Gradually we grasp that there’s a latent chemistry between Freya and Nancy, and the trio’s knotty relationship provides the novel with its impetus. Even when Robert recedes from view for a while, it’s clear that he’ll return, and each reappearance is more bumptious than the last.
The book’s appeal depends on what we make of Freya herself. Statuesque, forthright, sweary and outrageous, she often feels like a modern figure rather than someone born in the 1920s. “Attraction is just a thing that happens, like the weather,” says one of her university friends, but Freya’s attractiveness isn’t “just a thing that happens”, and whenever we begin to think she’s implausibly brilliant, Quinn slips in an incident that shows her capacity for acute charmlessness. Her misbehaviour, which includes bad choices about sexual partners and ways of venting her spleen, makes her beguiling.
Sceptical to the point of seeming insolent, Freya dabbles in student journalism and finds she has a gift for writing witty profiles of high-achieving outsiders. Of the various oddballs she meets at university, the most intriguing is Nat Fane, a restless intellectual with a liking for velvet suits, who’s clearly modelled on the flamboyant theatre critic Kenneth Tynan. (Quinn was for many years a film critic for the Independent, so his portraits of both critics and journalists feel pointed.)

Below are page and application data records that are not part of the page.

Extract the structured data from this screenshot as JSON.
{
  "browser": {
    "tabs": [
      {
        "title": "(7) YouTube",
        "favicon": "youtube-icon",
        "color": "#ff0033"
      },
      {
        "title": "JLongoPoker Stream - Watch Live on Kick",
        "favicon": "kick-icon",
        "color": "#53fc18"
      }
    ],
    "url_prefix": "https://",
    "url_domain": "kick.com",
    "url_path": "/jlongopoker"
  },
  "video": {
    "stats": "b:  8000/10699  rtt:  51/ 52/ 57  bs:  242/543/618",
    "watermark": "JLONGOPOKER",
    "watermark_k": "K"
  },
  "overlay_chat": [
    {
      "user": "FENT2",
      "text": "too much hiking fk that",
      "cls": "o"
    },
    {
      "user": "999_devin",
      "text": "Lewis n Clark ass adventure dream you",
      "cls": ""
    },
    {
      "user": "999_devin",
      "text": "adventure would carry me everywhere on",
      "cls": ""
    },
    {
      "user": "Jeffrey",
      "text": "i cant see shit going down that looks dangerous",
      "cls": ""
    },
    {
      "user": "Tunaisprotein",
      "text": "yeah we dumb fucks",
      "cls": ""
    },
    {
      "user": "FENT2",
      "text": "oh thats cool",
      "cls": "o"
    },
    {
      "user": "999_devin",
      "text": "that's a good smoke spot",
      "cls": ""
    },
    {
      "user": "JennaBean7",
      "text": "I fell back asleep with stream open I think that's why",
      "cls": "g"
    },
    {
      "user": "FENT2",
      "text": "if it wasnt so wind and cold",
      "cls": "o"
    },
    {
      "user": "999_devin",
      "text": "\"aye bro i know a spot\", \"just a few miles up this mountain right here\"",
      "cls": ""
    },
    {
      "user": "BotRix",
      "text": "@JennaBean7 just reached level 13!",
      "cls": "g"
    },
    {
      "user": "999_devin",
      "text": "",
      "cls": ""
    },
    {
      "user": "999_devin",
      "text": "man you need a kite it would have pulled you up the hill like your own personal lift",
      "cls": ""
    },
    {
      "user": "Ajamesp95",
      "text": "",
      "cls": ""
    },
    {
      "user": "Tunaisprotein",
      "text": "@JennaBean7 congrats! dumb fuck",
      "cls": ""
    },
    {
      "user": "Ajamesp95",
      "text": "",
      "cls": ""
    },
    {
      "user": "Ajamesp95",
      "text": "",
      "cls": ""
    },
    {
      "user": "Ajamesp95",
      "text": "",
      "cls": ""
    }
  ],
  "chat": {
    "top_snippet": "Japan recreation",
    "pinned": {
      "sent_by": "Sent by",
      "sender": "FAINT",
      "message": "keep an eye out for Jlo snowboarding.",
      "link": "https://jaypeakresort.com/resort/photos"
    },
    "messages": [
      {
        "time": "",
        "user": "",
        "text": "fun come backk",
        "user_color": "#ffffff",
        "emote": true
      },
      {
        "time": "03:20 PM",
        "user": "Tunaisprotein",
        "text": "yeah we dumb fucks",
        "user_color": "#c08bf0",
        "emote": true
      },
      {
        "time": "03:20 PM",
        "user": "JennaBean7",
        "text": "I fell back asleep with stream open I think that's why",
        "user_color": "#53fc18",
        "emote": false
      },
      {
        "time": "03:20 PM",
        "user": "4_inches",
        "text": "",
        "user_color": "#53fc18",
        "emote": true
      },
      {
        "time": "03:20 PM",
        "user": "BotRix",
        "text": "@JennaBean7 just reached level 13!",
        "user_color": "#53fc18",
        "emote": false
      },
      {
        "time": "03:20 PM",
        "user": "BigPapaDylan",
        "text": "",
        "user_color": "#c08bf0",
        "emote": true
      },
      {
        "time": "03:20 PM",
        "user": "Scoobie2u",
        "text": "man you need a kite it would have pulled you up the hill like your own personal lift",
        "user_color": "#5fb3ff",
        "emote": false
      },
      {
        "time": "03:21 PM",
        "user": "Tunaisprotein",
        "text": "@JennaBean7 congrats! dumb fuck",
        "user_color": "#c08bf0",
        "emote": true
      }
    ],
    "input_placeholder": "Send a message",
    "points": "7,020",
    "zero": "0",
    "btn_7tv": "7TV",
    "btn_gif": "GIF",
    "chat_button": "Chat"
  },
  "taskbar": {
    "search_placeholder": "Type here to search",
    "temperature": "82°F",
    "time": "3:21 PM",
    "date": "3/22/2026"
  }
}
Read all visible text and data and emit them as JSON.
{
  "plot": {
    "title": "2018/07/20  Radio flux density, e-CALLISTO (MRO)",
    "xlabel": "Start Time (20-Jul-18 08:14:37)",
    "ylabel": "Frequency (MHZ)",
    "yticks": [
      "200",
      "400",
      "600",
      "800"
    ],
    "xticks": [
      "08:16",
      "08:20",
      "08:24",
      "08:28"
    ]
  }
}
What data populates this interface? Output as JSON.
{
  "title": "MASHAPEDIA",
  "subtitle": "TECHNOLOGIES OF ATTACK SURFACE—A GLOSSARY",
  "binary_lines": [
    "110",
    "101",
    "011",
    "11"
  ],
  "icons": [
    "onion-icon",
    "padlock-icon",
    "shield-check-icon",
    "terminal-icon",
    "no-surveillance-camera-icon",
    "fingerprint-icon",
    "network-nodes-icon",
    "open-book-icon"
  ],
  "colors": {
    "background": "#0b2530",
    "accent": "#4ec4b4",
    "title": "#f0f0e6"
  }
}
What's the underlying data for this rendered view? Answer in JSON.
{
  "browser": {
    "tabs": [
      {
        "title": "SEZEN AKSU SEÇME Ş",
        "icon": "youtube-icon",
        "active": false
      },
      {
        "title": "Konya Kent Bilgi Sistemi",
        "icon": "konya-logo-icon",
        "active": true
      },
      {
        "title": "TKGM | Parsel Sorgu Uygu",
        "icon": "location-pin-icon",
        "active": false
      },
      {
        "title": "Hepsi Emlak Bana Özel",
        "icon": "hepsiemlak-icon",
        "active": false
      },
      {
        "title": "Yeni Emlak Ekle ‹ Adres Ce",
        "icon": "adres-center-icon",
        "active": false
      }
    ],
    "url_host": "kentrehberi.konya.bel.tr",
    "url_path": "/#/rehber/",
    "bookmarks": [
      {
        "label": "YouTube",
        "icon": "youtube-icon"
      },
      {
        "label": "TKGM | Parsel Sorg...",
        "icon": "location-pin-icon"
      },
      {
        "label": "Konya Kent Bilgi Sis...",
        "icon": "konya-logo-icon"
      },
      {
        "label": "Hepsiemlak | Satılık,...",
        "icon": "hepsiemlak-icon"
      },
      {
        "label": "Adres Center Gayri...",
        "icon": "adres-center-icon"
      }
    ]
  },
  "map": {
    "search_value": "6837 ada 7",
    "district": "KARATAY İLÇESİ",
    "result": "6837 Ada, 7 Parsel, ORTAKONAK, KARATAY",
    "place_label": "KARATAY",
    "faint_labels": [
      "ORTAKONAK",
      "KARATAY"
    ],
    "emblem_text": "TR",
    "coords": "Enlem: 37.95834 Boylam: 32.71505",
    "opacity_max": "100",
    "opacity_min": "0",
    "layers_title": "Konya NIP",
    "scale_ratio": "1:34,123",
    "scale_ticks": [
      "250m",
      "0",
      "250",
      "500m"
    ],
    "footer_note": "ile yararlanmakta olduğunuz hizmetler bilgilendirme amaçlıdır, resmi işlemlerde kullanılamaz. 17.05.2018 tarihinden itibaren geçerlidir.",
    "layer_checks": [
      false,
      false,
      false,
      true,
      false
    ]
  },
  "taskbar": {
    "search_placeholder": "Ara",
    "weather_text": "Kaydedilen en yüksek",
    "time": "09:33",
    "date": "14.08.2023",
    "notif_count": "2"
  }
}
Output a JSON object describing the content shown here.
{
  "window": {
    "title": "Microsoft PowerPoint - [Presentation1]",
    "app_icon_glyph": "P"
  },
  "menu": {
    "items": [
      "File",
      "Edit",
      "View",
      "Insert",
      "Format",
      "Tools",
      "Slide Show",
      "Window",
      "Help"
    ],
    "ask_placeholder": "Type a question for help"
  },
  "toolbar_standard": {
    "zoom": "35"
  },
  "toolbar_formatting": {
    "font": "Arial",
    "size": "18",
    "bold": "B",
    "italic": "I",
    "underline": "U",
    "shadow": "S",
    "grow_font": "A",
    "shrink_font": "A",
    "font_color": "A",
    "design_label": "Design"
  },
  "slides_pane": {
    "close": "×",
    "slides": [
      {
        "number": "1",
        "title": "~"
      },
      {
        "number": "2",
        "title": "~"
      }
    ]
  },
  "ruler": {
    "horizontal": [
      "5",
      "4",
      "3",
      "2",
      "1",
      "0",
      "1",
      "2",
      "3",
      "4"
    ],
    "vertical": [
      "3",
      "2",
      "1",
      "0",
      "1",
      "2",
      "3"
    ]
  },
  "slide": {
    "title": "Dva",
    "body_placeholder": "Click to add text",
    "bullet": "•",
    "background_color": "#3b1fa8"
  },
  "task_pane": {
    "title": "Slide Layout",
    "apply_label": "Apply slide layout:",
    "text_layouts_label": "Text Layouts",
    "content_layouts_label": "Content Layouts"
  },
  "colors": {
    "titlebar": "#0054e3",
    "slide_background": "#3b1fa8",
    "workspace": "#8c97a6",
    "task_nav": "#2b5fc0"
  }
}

But for all the extravagant magnetism of Fane, Freya’s idol is Jessica Vaux, a haughty journalist reputed to sleep with a loaded revolver under her pillow. Eventually, repelled by Oxford’s “cliquish insularity”, Freya goes to Germany, hoping to track down Vaux, who is there to cover the Nuremberg trials. Her success in securing an interview with this elusive maverick leads to a career in newspapers.
There she has to contend with sexism, the frustratingly hidebound thinking of her bosses and the chicanery of ambitious colleagues. Despite her emergence into a world of high-rise buildings and soaring optimism, she’s haunted by the experience of university, which leaves her with the unshakeable impression that at the apex of society there will always be an impenetrable cabal of smug, manipulative, callous men.
There’s plenty more to tantalise us as we move from the austere 1940s to the tumultuous 1960s — political scandal, forays into the seedy Soho underworld, snapshots of changing fashions. Quinn, who wasn’t even born when The Beatles released their first LP, has evidently gorged on recent histories of the period. And occasionally Freya feels like a covert history lesson. Do we really need another Oxford novel about bright young things — or indeed another tour of postwar Britain?
Quinn’s skill lies in picking a surprising route through familiar terrain, blurring the boundaries of fact and fiction in a style that calls to mind William Boyd. Besides being adept at marshalling period detail, he is a fluent, engaging storyteller, whose suave prose masks an unusually shrewd sense of how relationships work.
Freya, by Anthony Quinn, Jonathan Cape, RRP£14.99, 464 pages